I really liked the finale to The Americans. It was true to the show and the characters. It was satisfying to me.


That article is spot on about HIMYM too. It was a finale clearly written years earlier that didn’t mesh with where the show went in the interval.


Yep. That ending might have worked if the show ended a few years earlier, but it didn’t work at all after all those seasons. It was kind of amazing to see the creators so hell bent on not changing their original vision despite the story really telling them to change course. But that entire final season was ill advised.


Glad to see Shield on that list. It remains one of my all time favorite finales. Battlestar Galatica doesn’t belong there though. I probably would have put the Justified finale there instead.



That worked out well.


As a fan of HIMYM throughout its run, its finale was hugely satisfying. This was a show that always had everything figured out. It had its conclusion figured out. It dissatisfied people who weren’t paying attention, or had no idea what the show actually was.


I disagree. They spent a lot of time on the Barney/Robin relationship. They spend a whole damn season at their wedding. And then they tear it all down in about 10 minutes to force and ending that I don’t think worked for the show or characters anymore. But that’s just me.


That’s standard sitcom storytelling. The length of time Ross and Rachel spent apart in Friends, how do you justify that ending? Robin and Barney needed that relationship for personal growth. Robin’s whole reason for breaking up with Ted originally was that she wasn’t ready for commitment. Barney’s was because he never let anyone in. Ironically Robin never wanted kids, but that’s what Barney wanted. And everyone gets what they want in the end. This was a show about how messy adult life is, especially in the modern era. And it followed that concept to the very end.
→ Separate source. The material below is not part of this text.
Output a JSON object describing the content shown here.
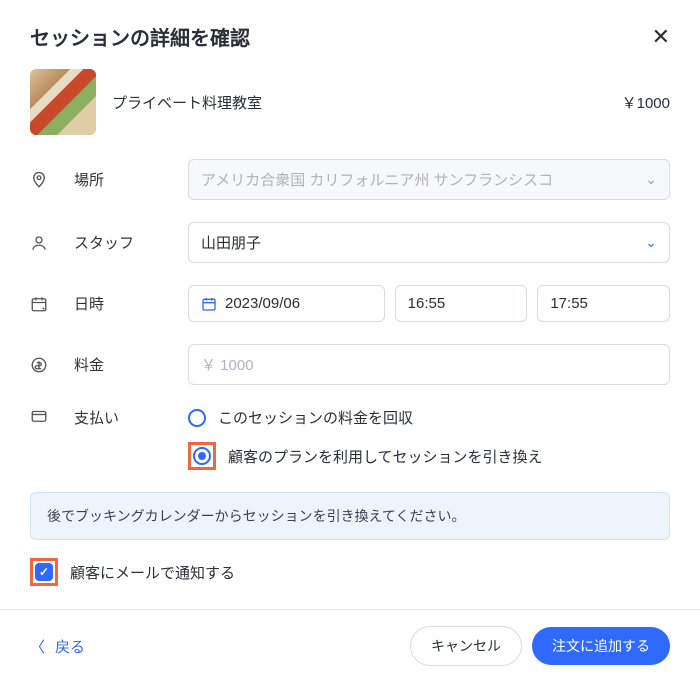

No, the show thinks it’s doing a clever swerve at the end, by going “but wait, didn’t you realise this was all about Ted being in love with Robin, not really how he met his dead wife” which is completely undermined by the show having extensively showed that Ted and Robin don’t work as a couple. If they gone with that at the end of season 3 or 4 or even 5, it could have passed. But by season 9, Ted and Robin was a dead horse the show kept flogging, presumably because they knew they had to work up to it in the finale, and they still didn’t sell it. I’m half-convinced they only stuck with it because they’d pre-recorded the kids’ bits in season 2 and couldn’t remount them.


I think the show will survive that. He’s perfectly decent in the role and the past two series has managed to make Harris and Rory credible co-presenters. As long as his replacement is good and can balance out Harris’ road-rage and Rory’s occasional over-enthusiasm, it’ll do ok.
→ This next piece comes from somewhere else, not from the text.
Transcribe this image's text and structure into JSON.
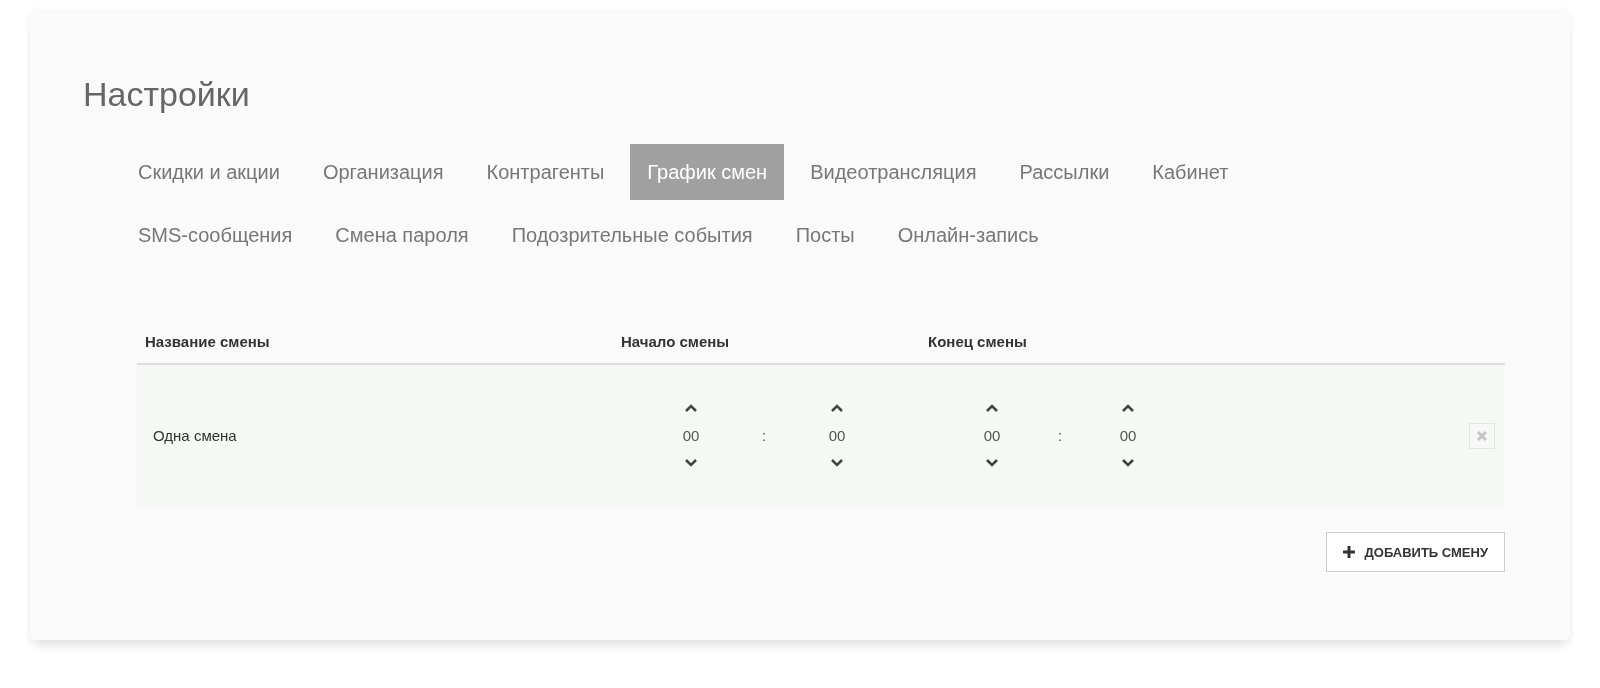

They did explain why it didn’t work, and…again, that’s something they both worked on separately. Ted finally found someone who wanted him for who he was. The whole point of the series was to explain what it means to always be on the search for a perfect mate. It makes you crazy. And even when you find them, fate still has its own ideas. The fact that Robin was there all along, it was never normal. Either it was just an excuse to have another member of the cast, or there was always a part of her that understood what she didn’t want to admit, that Ted really did fill a void in her life. But we spend an inordinate amount of our time trying to deny stuff like this, because we think our life has told us one thing and that we should believe that, but sometimes we allow ourselves to finally believe something else.




Agent Carter had a fair bit of racism in series 2, as I recall.
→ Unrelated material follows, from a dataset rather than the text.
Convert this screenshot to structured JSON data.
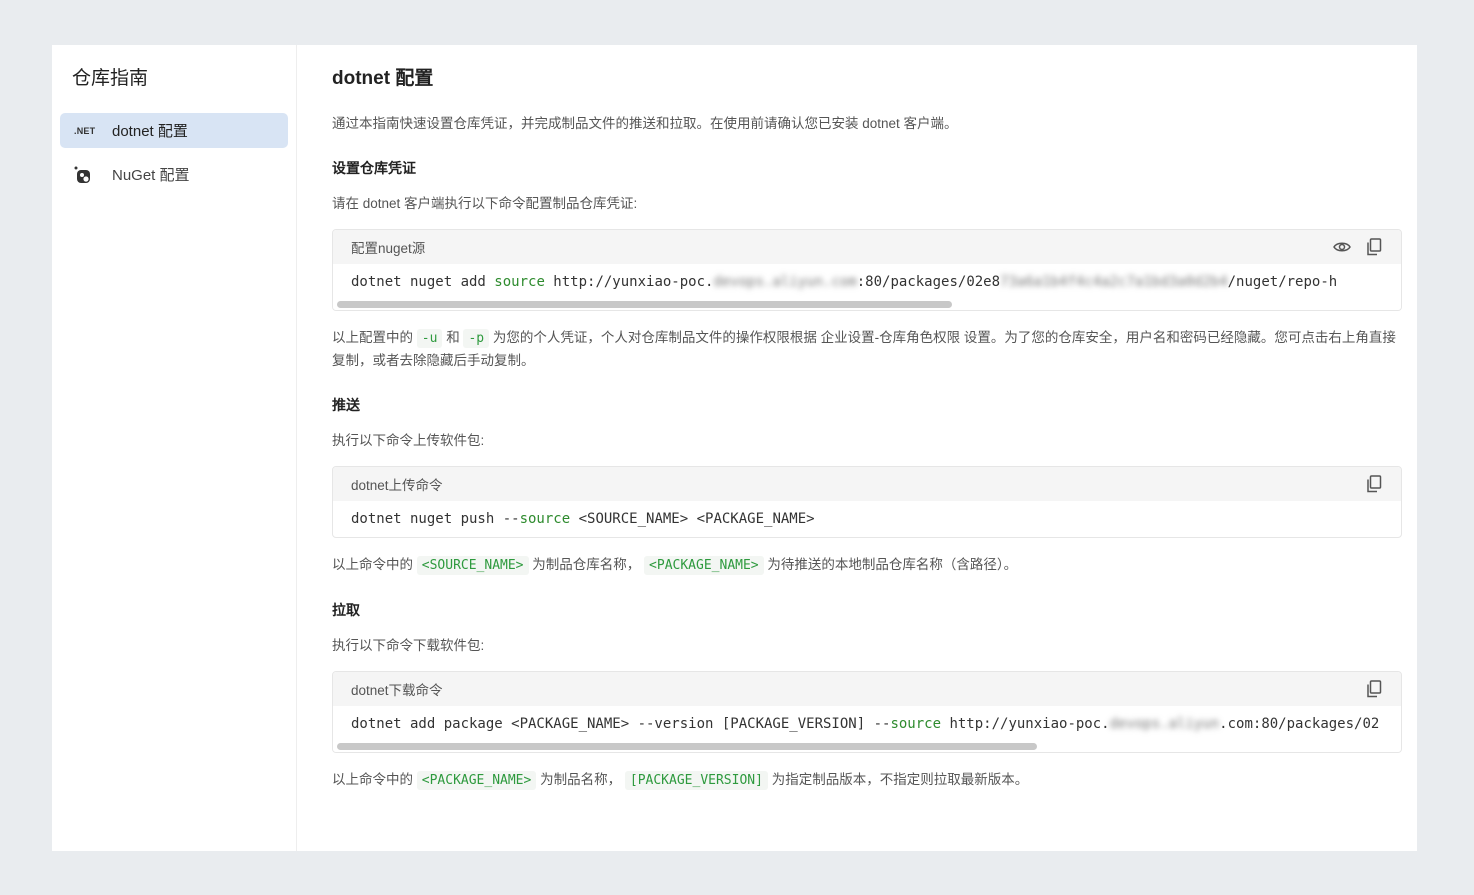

Was that with the guy in Los Angeles, around Silverlake? (Okay, so you don’t know from Silverlake. Get a map!) That actually felt quite accurate to the area at the time.


The TV version of Jason Wilkes, yeah